Citing “brinkmanship” as an obstacle to growing the economy and creating jobs, the president criticized “the idea that making it through the next election is more important than making things right.”
“That’s what’s holding us back,” he said. “Some in Congress would rather see their opponents lose than see America win.”
Listing ways Congress can get the economy on track, the president proposed extending the payroll tax cut, cutting “red tape” in the patent process so that entrepreneurs can get ideas to the market more quickly, and finishing trade deals to boost the sale of American-made goods around the globe.
Obama owned his own frustration and called on those feeling the same to hold their elected officials accountable.
“I don’t think it’s too much for you to expect that the people you send to this town start delivering,” he reasoned.
“If you agree with me-whether you’re a Democrat or a Republican or not much of a fan of either-let them know.”
Obama admitted “we’ve still got a long way to go to get where we need to be” because “we didn’t get into this mess overnight and it’s going to take time to get out of it.”
But for the president, that’s “no excuse” for inaction.
“America voted for divided government, not dysfunctional government,” Obama resolved.
“When we come together and find common ground, there’s no stopping this country.”
And though Pennsylvania Sen. Pat Toomey agreed that the president “inherited a weak economy” in the Republican weekly address, he also accused Obama of making the economy worse.
As the president blasted partisan politics, Toomey slammed the president’s economic policy.
“His administration told us passing [the] stimulus bill would keep unemployment below 8 percent.
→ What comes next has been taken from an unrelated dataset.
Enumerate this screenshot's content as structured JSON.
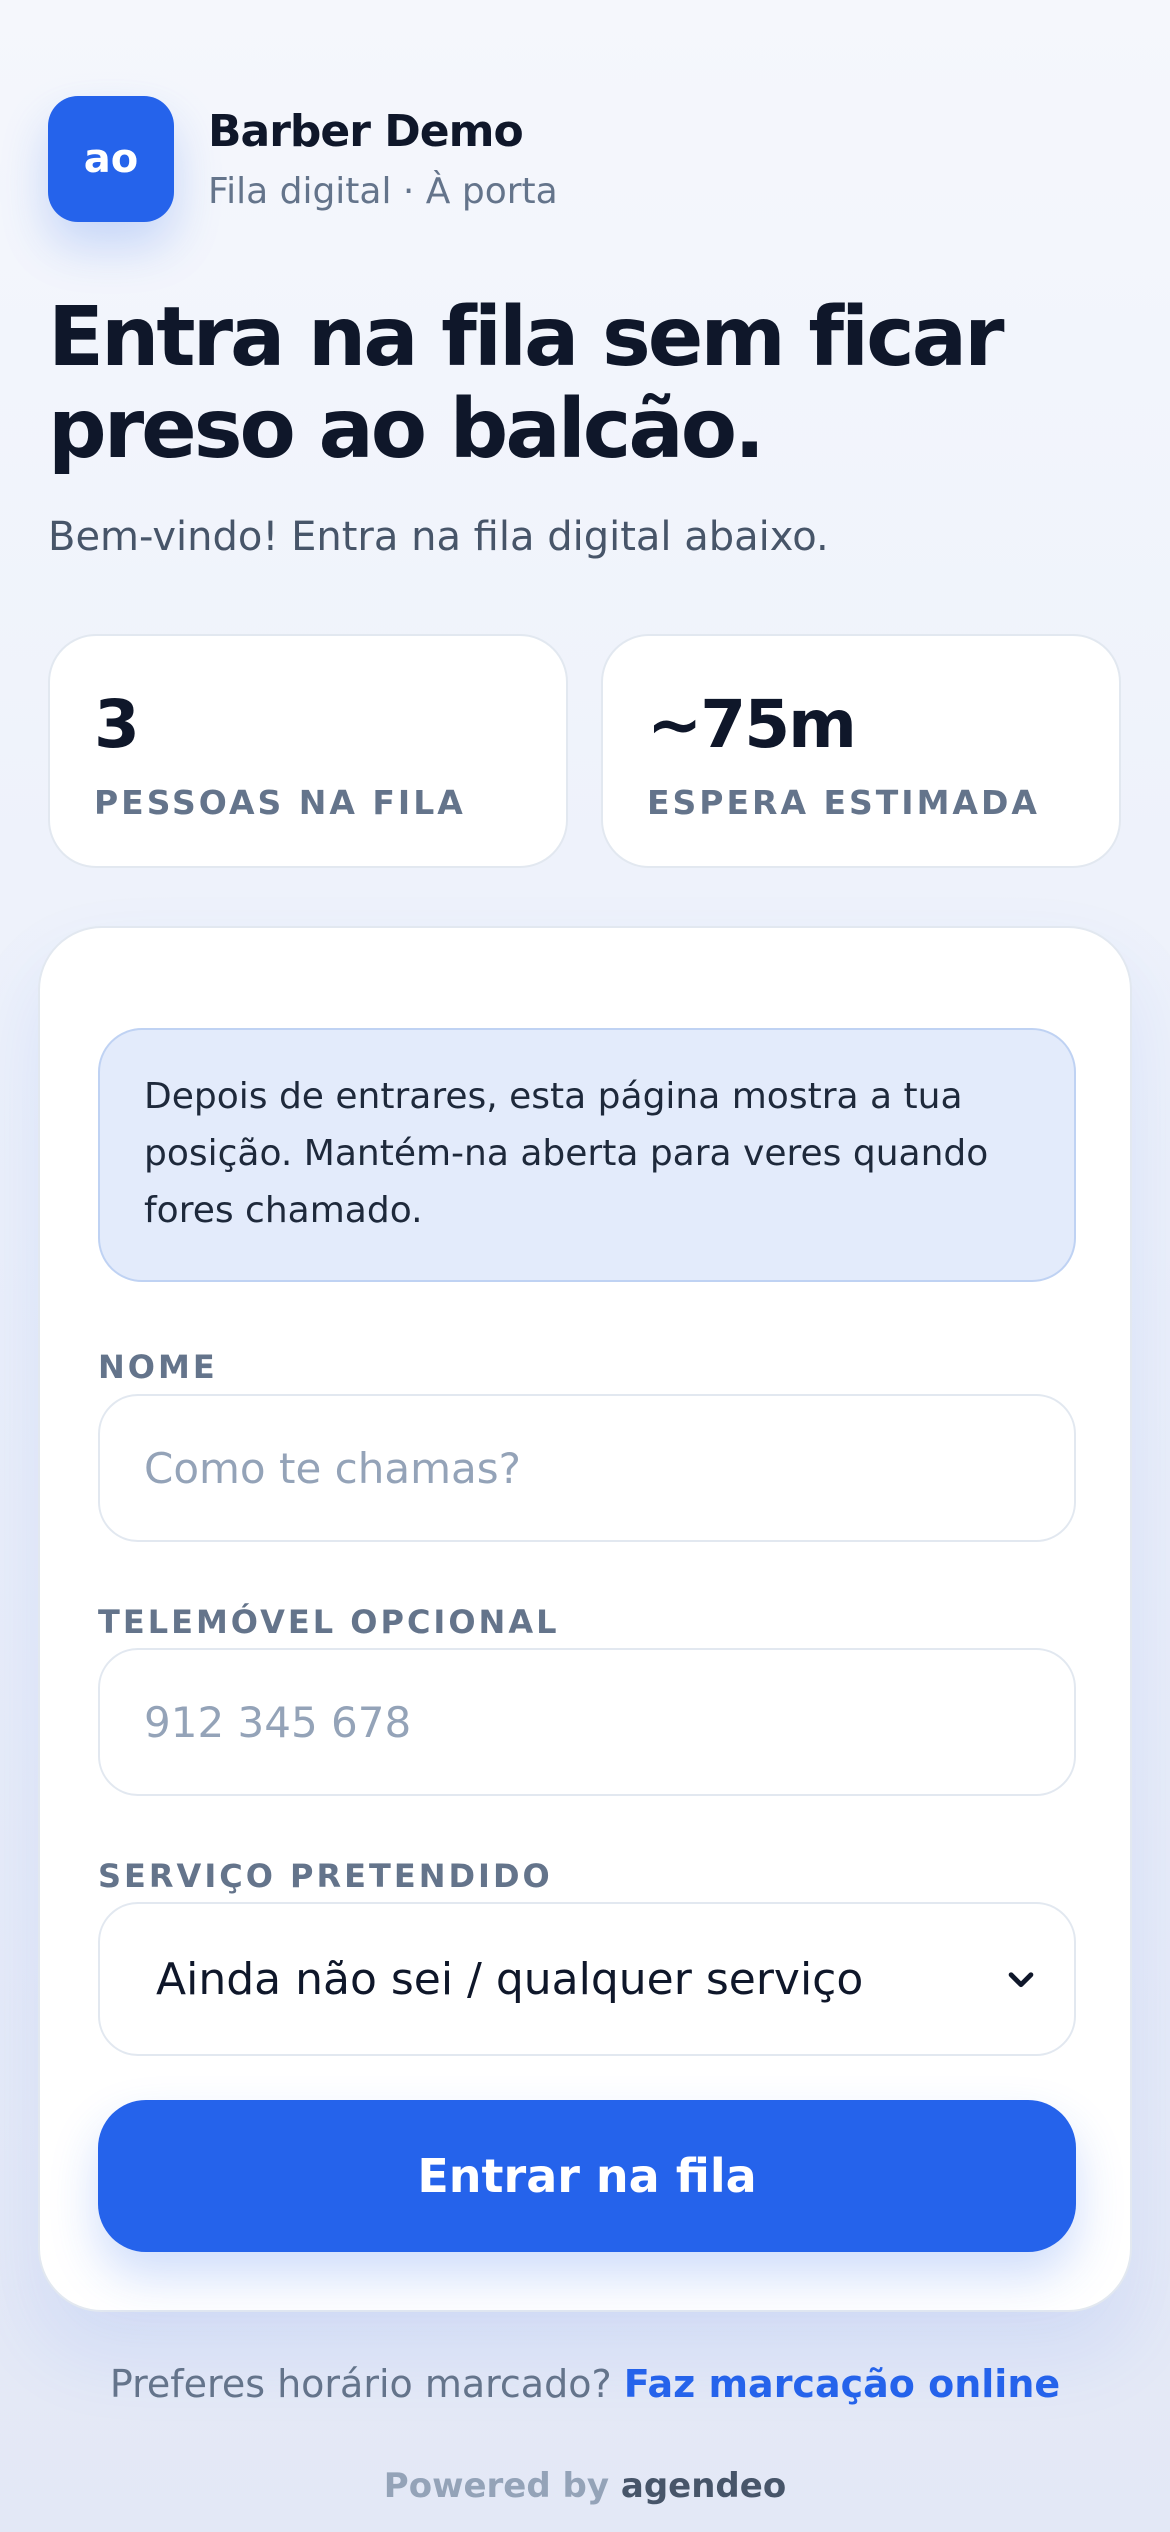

Instead, since the stimulus was enacted…the unemployment rate has averaged over 9 percent,” the freshman senator said.
“Clearly, the policies of this administration are not working.”
Toomey blamed the troubled economy on “job-killing regulations” enacted by agencies like the Food and Drug Administration, National Labor Relations Board, and Federal Communications Commission.
“With so many burdens and the threat of new obstacles in the future, it’s not hard to understand why job creators are leery of assuming the risk and costs that come with starting a new business or expanding,” he said.
While Toomey, who was recently appointed to the Joint Select Committee on Deficit Reduction - a “super committee” tasked with recommending ways to reduce the deficit by the year’s end - insisted “government has to get out of the way,” he also admitted some regulations are needed to “keep us safe.”
Calling for necessary regulations to be “enacted in a thoughtful manner,” Toomey sought to eliminate those that are “most harmful” such as health care reform.
He pledged to use his “super committee” service to develop a proposal that will reduce government spending and “help to create an environment where entrepreneurs can thrive.
“Our strength doesn’t come from a bigger government controlling our economy,” Toomey said. “It comes from a free enterprise system and the hard-working, honest citizens who make it run.”